No matter what shape or size a construction project is, there is no denying that it will cause some disturbance to the immediate environment.
As sustainable living and the philosophy behind it continue to grow in prominence, the call for sustainable business practices in the construction industry (and other industries as well) is louder than ever. And this is only going to increase as more laws and regulations that promote energy-efficient plans and sustainable practices are passed.
For construction companies, the new focus needs to be on maximizing the energy efficiency and sustainability of their buildings and structures. It is no longer just about protecting the environment (although that is important too!), but it’s also about staying in business.
If you own a construction company, you might have recently noticed a growing pressure from investors and other partners, to display proof of your sustainability efforts.
For affected communities, sustainable development means:
- Producing a higher quality of life for everyone for years to come
- Social progress which recognizes the needs of everyone
- Cultivating high and stable levels of economic growth and employment
- Protecting and, if possible enhancing, the environment
- Using natural resources prudently
For your construction firm, sustainable construction means:
- A boost in customer satisfaction through working with the client to provide sustainable building solutions
- A better reputation within the local community and with local authorities by fostering positive relationships and avoiding disagreements
- Decreased wastage and reduced costs
- Diminished danger of fines and legal action
- Improved communication, transparency and accountability
- Sustaining health and safety systems
- Brand-building as stakeholders and the public know and appreciate your sustainability efforts
By keeping up to date with innovations and best practices in terms of sustainability, you can ensure your construction firm stays ahead of both legislation and your competitors’ practices.

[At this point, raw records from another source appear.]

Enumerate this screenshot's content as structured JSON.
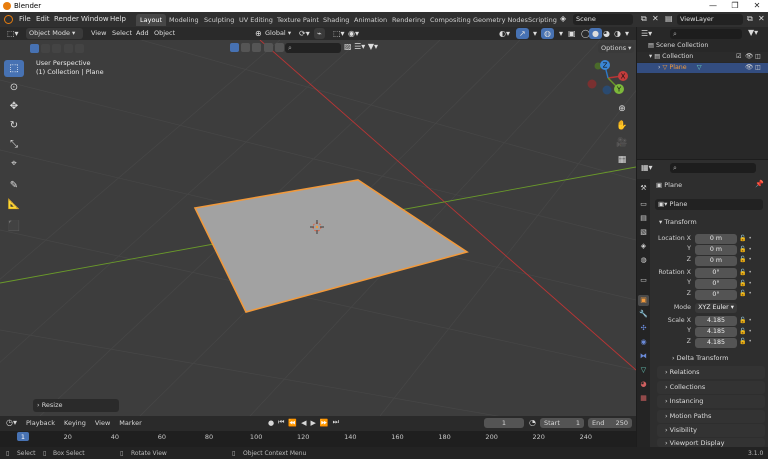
{
  "window": {
    "title": "Blender",
    "minimize": "—",
    "maximize": "❐",
    "close": "✕"
  },
  "topbar": {
    "menus": [
      "File",
      "Edit",
      "Render",
      "Window",
      "Help"
    ],
    "workspaces": [
      "Layout",
      "Modeling",
      "Sculpting",
      "UV Editing",
      "Texture Paint",
      "Shading",
      "Animation",
      "Rendering",
      "Compositing",
      "Geometry Nodes",
      "Scripting"
    ],
    "active_workspace": "Layout",
    "scene": "Scene",
    "view_layer": "ViewLayer"
  },
  "viewport_header": {
    "mode": "Object Mode",
    "menus": [
      "View",
      "Select",
      "Add",
      "Object"
    ],
    "orientation": "Global",
    "options": "Options"
  },
  "viewport": {
    "perspective": "User Perspective",
    "collection_info": "(1) Collection | Plane",
    "gizmo_axes": {
      "x": "X",
      "y": "Y",
      "z": "Z"
    },
    "last_operation": "Resize"
  },
  "timeline": {
    "menus": [
      "Playback",
      "Keying",
      "View",
      "Marker"
    ],
    "current_frame": "1",
    "start_label": "Start",
    "start_frame": "1",
    "end_label": "End",
    "end_frame": "250",
    "ticks": [
      "1",
      "20",
      "40",
      "60",
      "80",
      "100",
      "120",
      "140",
      "160",
      "180",
      "200",
      "220",
      "240"
    ]
  },
  "statusbar": {
    "items": [
      "Select",
      "Box Select",
      "Rotate View",
      "Object Context Menu"
    ],
    "version": "3.1.0"
  },
  "outliner": {
    "scene_collection": "Scene Collection",
    "collection": "Collection",
    "object": "Plane"
  },
  "properties": {
    "object_name": "Plane",
    "data_name": "Plane",
    "transform_label": "Transform",
    "location_label": "Location X",
    "location": [
      "0 m",
      "0 m",
      "0 m"
    ],
    "rotation_label": "Rotation X",
    "rotation": [
      "0°",
      "0°",
      "0°"
    ],
    "mode_label": "Mode",
    "rotation_mode": "XYZ Euler",
    "scale_label": "Scale X",
    "scale": [
      "4.185",
      "4.185",
      "4.185"
    ],
    "axis_y": "Y",
    "axis_z": "Z",
    "sections": [
      "Delta Transform",
      "Relations",
      "Collections",
      "Instancing",
      "Motion Paths",
      "Visibility",
      "Viewport Display"
    ]
  },
  "colors": {
    "accent": "#4772b3",
    "selection": "#f0993c",
    "plane": "#a2a2a2",
    "x_axis": "#b83535",
    "y_axis": "#6a9a2a",
    "z_axis": "#2d7ac9"
  }
}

So, what can the construction industry do?
Construction companies, understandably, have a significant influence on the short-term impacts of a development and the materials used in construction. These effects also extend to long-term operational implications through the control of build quality.
The construction industry needs to focus on:
- The regeneration of housing, mainly to revitalize city centers (socio-economic)
- Planning communities to reduce car use (social/environmental)
- Using energy and water more efficiently (economic/environmental)
- Minimizing mineral extraction (economic/environmental)
- Protecting the countryside (environmental)
- Providing training (social)
Obviously, economic viability is crucial. However, while still considering a particular client’s proposal and the constraints of the project, seek to make as many changes as possible to move towards a more sustainable design.
Look for ways to innovate and improve your site practices. While at first, it can seem daunting, by progressively rolling out better practices across projects, these standards will eventually become routine practice. You can then apply the same process when another sustainability feature or innovation comes into the picture.
What environmental impact-minimizing technologies can construction firms use in their projects?
Prefabricated metal buildings
Even though metal buildings use natural resources to fabricate components at some point, they are an excellent option for reducing the builder’s carbon footprint as they can initially be made of recycled metal, and then recycled again at the end of their lifespan.
Solar or wind energy
Once considered far too expensive for most homeowners, solar or wind energy is now something that many people can utilize. Solar energy can be used for heating water and, in turn, heating your entire home. Additionally, wind energy can be used to power homes — especially in areas that lack sun during the winter months.
An invaluable innovation, inflatable packers and accessories are used by construction firms for things such as isolating specific zones for testing, pressure grouting, and geotechnical pump tests (to name a few). These inflatable packers work by shutting off a discrete sampling zone for environmental sampling or the injection of groundwater treatment media.
While prefabrication has been utilized for years in the construction industry, recently, new and emerging construction practices have made prefabrication even more beneficial.
For example, the recent growth in the green building trend has massively impacted the use of prefabrication in construction. This is because it allows project teams to use energy simulation and prefabrication to design and construct buildings that are environmentally sound and sustainable.
What other changes have you been seeing in the construction industry? How do you intend to make your projects more sustainable?
Dave Baca started working at Aardvark in 1986 operating a CNC lathe. He received his machinist degree in 1989 and became proficient in Autocad and worked on R&D projects.
In 2007, Dave purchased Aardvark Packers LLC, later selling it to a partnership in 2009. We have been seeing continued growth. Dave excels at the design on AutoCAD, then transforming those designs into the packer system requested by the client. Dave enjoys spending time with his three girls and his wife, hunting, fishing, and camping.